**Work task**. Using the string "Complete" as the key, pull each matching line out of the records below.

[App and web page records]
=======

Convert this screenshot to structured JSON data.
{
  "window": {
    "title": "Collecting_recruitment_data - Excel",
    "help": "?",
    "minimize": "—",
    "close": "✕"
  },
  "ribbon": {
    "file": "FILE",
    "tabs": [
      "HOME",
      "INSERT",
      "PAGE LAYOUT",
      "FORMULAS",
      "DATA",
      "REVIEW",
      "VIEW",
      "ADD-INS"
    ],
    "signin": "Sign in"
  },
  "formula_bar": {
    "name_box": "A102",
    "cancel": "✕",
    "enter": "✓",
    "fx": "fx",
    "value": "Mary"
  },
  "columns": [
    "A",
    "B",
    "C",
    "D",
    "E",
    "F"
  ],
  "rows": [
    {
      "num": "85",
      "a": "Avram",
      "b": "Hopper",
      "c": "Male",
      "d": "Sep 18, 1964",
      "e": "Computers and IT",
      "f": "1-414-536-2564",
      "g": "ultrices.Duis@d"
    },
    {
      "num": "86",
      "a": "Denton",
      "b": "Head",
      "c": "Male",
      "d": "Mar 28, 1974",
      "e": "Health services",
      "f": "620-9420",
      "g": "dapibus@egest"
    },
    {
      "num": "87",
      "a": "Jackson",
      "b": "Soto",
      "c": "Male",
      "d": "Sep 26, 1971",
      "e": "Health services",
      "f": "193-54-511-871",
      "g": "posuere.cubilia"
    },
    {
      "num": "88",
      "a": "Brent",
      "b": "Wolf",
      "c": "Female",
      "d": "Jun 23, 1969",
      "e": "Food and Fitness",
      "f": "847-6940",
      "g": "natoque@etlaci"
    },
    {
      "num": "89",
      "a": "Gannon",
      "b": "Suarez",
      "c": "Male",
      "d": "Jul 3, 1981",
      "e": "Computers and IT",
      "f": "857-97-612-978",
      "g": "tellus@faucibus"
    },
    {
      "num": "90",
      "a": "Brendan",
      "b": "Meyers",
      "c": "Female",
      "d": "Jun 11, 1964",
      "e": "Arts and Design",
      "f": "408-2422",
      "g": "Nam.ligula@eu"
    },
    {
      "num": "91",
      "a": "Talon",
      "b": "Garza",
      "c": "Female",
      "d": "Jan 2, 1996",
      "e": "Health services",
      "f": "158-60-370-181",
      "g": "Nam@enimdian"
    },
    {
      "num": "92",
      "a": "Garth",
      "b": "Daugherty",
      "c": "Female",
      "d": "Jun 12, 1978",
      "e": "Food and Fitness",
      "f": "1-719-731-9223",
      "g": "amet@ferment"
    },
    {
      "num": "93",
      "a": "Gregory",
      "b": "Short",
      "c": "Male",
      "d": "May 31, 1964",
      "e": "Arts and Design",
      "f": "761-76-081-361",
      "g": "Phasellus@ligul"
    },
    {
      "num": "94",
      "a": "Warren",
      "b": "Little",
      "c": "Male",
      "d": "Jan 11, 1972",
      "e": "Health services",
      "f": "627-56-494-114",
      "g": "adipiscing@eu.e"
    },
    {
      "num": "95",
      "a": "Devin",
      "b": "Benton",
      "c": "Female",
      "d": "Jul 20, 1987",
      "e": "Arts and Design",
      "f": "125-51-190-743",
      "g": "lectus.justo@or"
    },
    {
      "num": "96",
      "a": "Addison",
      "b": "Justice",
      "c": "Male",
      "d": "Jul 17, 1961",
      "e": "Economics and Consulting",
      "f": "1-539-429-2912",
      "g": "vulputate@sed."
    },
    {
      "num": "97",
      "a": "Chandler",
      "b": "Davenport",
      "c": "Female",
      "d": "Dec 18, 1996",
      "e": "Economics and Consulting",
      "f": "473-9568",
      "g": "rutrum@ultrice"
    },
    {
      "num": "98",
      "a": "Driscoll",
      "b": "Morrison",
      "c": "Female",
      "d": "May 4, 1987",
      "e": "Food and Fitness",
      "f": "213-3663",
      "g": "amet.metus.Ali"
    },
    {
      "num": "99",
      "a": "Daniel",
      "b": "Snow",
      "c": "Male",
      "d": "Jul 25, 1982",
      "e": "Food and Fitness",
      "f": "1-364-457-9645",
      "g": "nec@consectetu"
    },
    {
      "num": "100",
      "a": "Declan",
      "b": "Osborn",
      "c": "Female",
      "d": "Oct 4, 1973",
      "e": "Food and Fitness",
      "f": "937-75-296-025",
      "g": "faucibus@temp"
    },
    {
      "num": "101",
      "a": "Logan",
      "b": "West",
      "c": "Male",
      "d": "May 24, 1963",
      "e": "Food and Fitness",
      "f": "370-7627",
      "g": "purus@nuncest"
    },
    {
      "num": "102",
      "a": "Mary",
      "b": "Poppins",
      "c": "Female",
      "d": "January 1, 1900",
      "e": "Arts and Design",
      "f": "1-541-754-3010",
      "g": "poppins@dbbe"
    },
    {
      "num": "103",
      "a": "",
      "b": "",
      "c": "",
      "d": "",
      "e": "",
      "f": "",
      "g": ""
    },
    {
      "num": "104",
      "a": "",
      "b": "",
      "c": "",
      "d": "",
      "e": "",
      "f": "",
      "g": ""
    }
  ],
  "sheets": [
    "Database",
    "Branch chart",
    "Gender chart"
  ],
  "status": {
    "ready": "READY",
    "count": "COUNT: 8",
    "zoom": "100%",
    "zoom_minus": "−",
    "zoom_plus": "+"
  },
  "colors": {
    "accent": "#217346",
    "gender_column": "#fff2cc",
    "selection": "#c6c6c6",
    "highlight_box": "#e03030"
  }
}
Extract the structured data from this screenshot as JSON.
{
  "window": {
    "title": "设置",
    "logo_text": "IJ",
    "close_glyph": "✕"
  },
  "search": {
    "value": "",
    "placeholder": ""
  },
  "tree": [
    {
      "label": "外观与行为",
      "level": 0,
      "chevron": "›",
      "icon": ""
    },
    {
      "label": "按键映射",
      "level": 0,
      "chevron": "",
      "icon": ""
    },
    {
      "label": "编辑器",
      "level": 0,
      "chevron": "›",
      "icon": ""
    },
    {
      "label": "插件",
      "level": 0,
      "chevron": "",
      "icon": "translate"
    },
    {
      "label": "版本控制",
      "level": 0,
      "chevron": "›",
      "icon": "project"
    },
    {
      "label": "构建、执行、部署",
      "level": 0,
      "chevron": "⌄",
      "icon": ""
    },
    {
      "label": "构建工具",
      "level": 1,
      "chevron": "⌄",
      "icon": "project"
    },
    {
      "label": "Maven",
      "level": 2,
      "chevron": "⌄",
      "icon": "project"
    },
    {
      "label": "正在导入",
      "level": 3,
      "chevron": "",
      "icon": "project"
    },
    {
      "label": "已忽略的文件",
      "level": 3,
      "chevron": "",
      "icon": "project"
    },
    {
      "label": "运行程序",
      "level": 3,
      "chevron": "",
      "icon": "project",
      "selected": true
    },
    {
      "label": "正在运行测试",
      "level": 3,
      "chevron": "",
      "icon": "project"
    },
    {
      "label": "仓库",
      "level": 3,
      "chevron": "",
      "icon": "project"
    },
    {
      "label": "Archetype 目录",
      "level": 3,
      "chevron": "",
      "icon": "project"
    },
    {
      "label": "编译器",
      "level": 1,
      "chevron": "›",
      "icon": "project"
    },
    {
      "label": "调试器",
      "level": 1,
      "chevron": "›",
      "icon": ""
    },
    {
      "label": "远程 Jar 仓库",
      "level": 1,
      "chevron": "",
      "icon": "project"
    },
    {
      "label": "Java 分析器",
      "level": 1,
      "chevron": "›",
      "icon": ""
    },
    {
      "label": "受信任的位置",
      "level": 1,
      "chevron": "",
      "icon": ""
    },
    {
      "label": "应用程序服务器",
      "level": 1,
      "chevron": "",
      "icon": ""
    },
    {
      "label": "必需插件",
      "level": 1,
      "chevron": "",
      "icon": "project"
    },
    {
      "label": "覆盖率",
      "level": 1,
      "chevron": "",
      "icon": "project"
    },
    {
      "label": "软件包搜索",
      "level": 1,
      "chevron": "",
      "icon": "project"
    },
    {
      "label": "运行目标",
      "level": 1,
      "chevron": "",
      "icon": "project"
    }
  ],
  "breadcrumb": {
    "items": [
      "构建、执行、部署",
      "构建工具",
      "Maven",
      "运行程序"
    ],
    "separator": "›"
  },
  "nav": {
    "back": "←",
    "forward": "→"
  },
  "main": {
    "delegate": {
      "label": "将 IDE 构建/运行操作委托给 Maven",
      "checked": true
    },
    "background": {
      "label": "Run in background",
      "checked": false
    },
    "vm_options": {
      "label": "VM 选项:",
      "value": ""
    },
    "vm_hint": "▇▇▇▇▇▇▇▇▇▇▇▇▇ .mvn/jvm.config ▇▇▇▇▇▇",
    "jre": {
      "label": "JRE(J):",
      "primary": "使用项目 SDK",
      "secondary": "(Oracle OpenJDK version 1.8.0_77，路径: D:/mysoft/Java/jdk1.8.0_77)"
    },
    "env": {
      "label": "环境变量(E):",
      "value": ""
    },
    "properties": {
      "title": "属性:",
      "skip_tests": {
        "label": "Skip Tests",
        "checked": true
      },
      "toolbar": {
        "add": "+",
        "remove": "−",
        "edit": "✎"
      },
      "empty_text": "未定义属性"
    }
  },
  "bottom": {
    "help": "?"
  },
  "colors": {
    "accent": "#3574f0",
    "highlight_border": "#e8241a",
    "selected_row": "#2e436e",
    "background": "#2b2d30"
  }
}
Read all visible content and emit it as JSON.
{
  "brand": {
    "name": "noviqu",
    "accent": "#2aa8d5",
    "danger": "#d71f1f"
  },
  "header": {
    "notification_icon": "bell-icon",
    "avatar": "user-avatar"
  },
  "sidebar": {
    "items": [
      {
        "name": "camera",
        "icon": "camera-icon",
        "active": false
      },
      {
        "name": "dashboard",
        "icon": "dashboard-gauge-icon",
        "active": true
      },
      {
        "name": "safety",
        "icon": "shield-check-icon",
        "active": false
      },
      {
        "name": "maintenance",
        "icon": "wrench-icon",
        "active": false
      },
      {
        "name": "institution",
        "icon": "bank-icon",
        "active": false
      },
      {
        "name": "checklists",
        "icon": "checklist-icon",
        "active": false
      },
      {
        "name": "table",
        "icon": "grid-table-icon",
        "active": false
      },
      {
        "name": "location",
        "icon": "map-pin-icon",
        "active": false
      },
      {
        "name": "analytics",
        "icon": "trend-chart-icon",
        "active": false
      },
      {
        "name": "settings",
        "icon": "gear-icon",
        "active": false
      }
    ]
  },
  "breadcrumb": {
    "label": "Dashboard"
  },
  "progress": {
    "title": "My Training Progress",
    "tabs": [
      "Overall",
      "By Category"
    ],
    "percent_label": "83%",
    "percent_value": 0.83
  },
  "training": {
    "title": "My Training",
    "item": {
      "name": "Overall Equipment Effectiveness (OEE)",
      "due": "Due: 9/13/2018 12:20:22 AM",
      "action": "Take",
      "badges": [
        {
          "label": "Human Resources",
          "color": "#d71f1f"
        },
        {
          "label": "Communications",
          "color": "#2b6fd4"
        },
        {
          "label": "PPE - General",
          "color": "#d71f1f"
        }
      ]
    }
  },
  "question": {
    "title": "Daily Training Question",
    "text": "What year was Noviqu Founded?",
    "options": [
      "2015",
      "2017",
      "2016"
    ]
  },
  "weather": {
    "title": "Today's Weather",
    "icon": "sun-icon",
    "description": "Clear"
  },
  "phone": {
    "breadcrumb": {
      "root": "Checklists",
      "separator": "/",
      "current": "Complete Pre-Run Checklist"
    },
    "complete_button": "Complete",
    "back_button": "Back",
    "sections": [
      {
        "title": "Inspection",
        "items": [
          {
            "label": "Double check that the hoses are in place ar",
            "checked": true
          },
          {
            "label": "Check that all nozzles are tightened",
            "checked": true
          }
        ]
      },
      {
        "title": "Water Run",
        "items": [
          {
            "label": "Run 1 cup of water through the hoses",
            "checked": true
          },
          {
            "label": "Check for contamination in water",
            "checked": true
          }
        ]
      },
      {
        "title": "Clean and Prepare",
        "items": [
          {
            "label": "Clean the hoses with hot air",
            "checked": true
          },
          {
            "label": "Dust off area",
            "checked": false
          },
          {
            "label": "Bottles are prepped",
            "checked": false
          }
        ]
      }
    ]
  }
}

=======

**Answer box**.
      "current": "Complete Pre-Run Checklist"
    "complete_button": "Complete",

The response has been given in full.